The Privatization of Civil Justice
Murray, Peter L., Judicature
The growing privatization of civil justice brings the risk that public justice as we know it is being eroded.
The last half-century has seen a virtual transformation of the processes of U.S. civil justice. Basically, the civil justice decision-making function has been largely supplanted by a system of dispute resolution by private, profit-making actors and agencies, be they arbitrators or mediators. This development has reached such an extent as to raise serious issues about civil justice and even the rule of law itself.
Traditionally, civil justice has been considered a function of democratic government. In civil litigation private parties invoke the power of the state, dispensed by public decision makers, to compel the participation of opposing parties to actually decide the dispute according to law, and then to enforce the resulting decision by public force. Part and parcel of civil litigation is the enforcement and implementation of public norms and processes.
Although civil justice is found in many forms in the modern world, all systems have four key characteristics: 1 ) The processes of civil justice are transparent, in that the parties and the public are given access to the proceedings by which public norms are applied to issues raised by private powers; 2) The public decision makers are chosen, paid, and regulated so as to insulate them from influence from parties or other private elements; 3) The decision makers are expected to base their decisions on legal norms that are publicly known before the decision is made; and 4) The decisions are subject to some form of oversight and control by appeals to superior courts, and this oversight can be invoked by the parties. It is safe to say all of these features are comprehended by the concept of "due process of law" as it has developed in the United States over the last 200 years.
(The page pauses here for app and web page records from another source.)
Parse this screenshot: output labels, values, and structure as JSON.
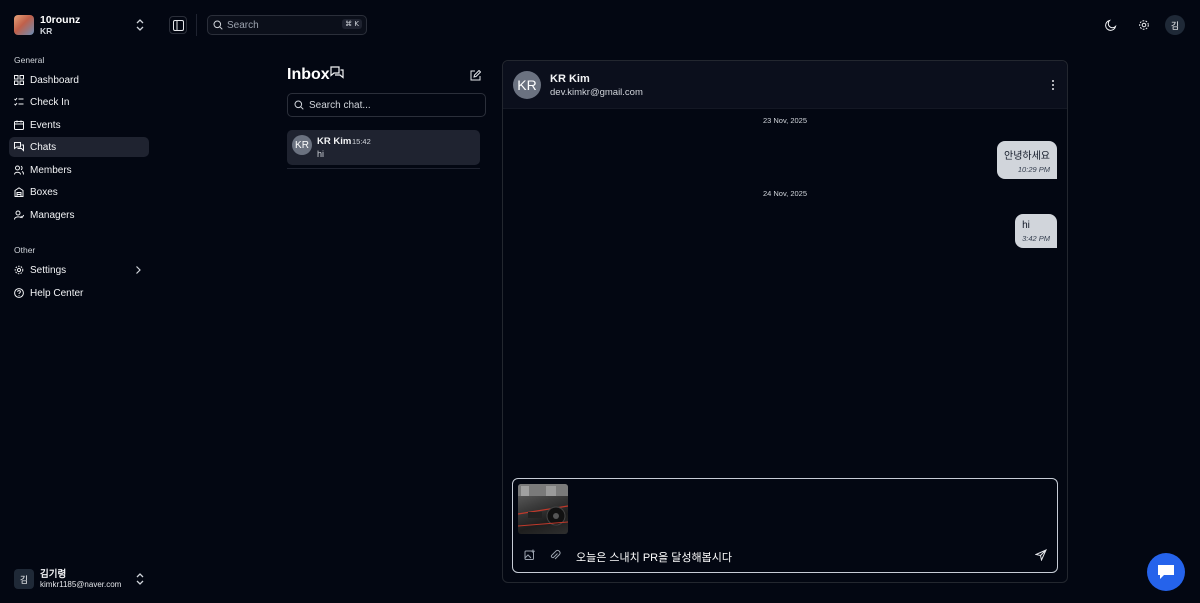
{
  "team": {
    "name": "10rounz",
    "sub": "KR"
  },
  "sidebar": {
    "general_label": "General",
    "items": [
      {
        "label": "Dashboard",
        "icon": "dashboard-icon"
      },
      {
        "label": "Check In",
        "icon": "check-list-icon"
      },
      {
        "label": "Events",
        "icon": "calendar-icon"
      },
      {
        "label": "Chats",
        "icon": "chat-icon",
        "active": true
      },
      {
        "label": "Members",
        "icon": "members-icon"
      },
      {
        "label": "Boxes",
        "icon": "box-icon"
      },
      {
        "label": "Managers",
        "icon": "manager-icon"
      }
    ],
    "other_label": "Other",
    "other_items": [
      {
        "label": "Settings",
        "icon": "gear-icon"
      },
      {
        "label": "Help Center",
        "icon": "help-icon"
      }
    ]
  },
  "user": {
    "initial": "김",
    "name": "김기령",
    "email": "kimkr1185@naver.com"
  },
  "topbar": {
    "search_placeholder": "Search",
    "shortcut": "⌘ K",
    "avatar_initial": "김"
  },
  "inbox": {
    "title": "Inbox",
    "search_placeholder": "Search chat...",
    "conversations": [
      {
        "initials": "KR",
        "name": "KR Kim",
        "time": "15:42",
        "last_message": "hi"
      }
    ]
  },
  "chat": {
    "contact": {
      "initials": "KR",
      "name": "KR Kim",
      "email": "dev.kimkr@gmail.com"
    },
    "groups": [
      {
        "date": "23 Nov, 2025",
        "messages": [
          {
            "text": "안녕하세요",
            "time": "10:29 PM"
          }
        ]
      },
      {
        "date": "24 Nov, 2025",
        "messages": [
          {
            "text": "hi",
            "time": "3:42 PM"
          }
        ]
      }
    ],
    "composer": {
      "text": "오늘은 스내치 PR을 달성해봅시다"
    }
  },
  "colors": {
    "background": "#030712",
    "active_item": "#1f2330",
    "bubble": "#d1d5db",
    "fab": "#2563eb"
  }
}
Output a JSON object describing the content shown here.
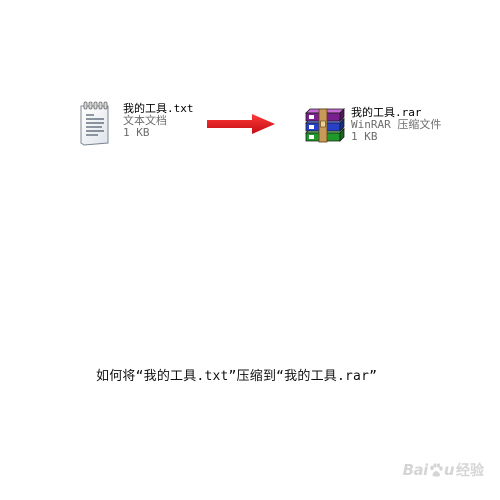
{
  "source_file": {
    "name": "我的工具.txt",
    "type": "文本文档",
    "size": "1 KB",
    "icon": "notepad-icon"
  },
  "target_file": {
    "name": "我的工具.rar",
    "type": "WinRAR 压缩文件",
    "size": "1 KB",
    "icon": "winrar-archive-icon"
  },
  "arrow": {
    "icon": "arrow-right-icon",
    "color": "#e4161e"
  },
  "caption": "如何将“我的工具.txt”压缩到“我的工具.rar”",
  "watermark": {
    "brand": "Bai",
    "brand_tail": "u",
    "sub": "经验",
    "icon": "baidu-paw-icon"
  }
}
The processes of civil justice have never been regarded as an option of "first resort" in terms of dispute resolution. Parties have always been encouraged to resolve their differences informally before resorting to litigation. They have also been permitted to create their own private dispute resolution process and avail themselves of the coercive power of the state in aid of the process. Various forms of arbitration have been around for a long time, generally in specialized areas such as construction law, maritime charter agreements, and labor law. Even after litigation has commenced, parties have always been free to reach out of court settlements that are often enforceable as public judgments. So, since private dispute resolution in the form of pre-dispute negotiation, arbitration, and party settlement during litigation have long been traditional parts of the public justice model, what is new?
What is new, truly new, in the last 30 years of the 20th Century is the extraordinary growth of private dispute resolution modalities and the development of an entrepreneurial industry of private dispute resolution services providers. In many areas of the law this development is leading to the practical disappearance of public justice decisions.1 Actual application of public norms to private disputes is becoming a rarity. Of equal concern is that these new providers of decision-reaching services are private economic actors, not public agencies. It is already apparent that their activities are subject to economic influences inconsistent with the standards of impartiality and independence associated with public justice and the rule of law. The privatization of public justice brings the risk that public justice as we know it is being eroded.
As recently as the 1960s public justice enjoyed a high degree of confidence and acceptance in the United States. Persons injured or imposed on by private actors could turn to the public courts and get justice, in the form of a court judgment adjudicating the issues raised according to the facts found and the provisions of law. …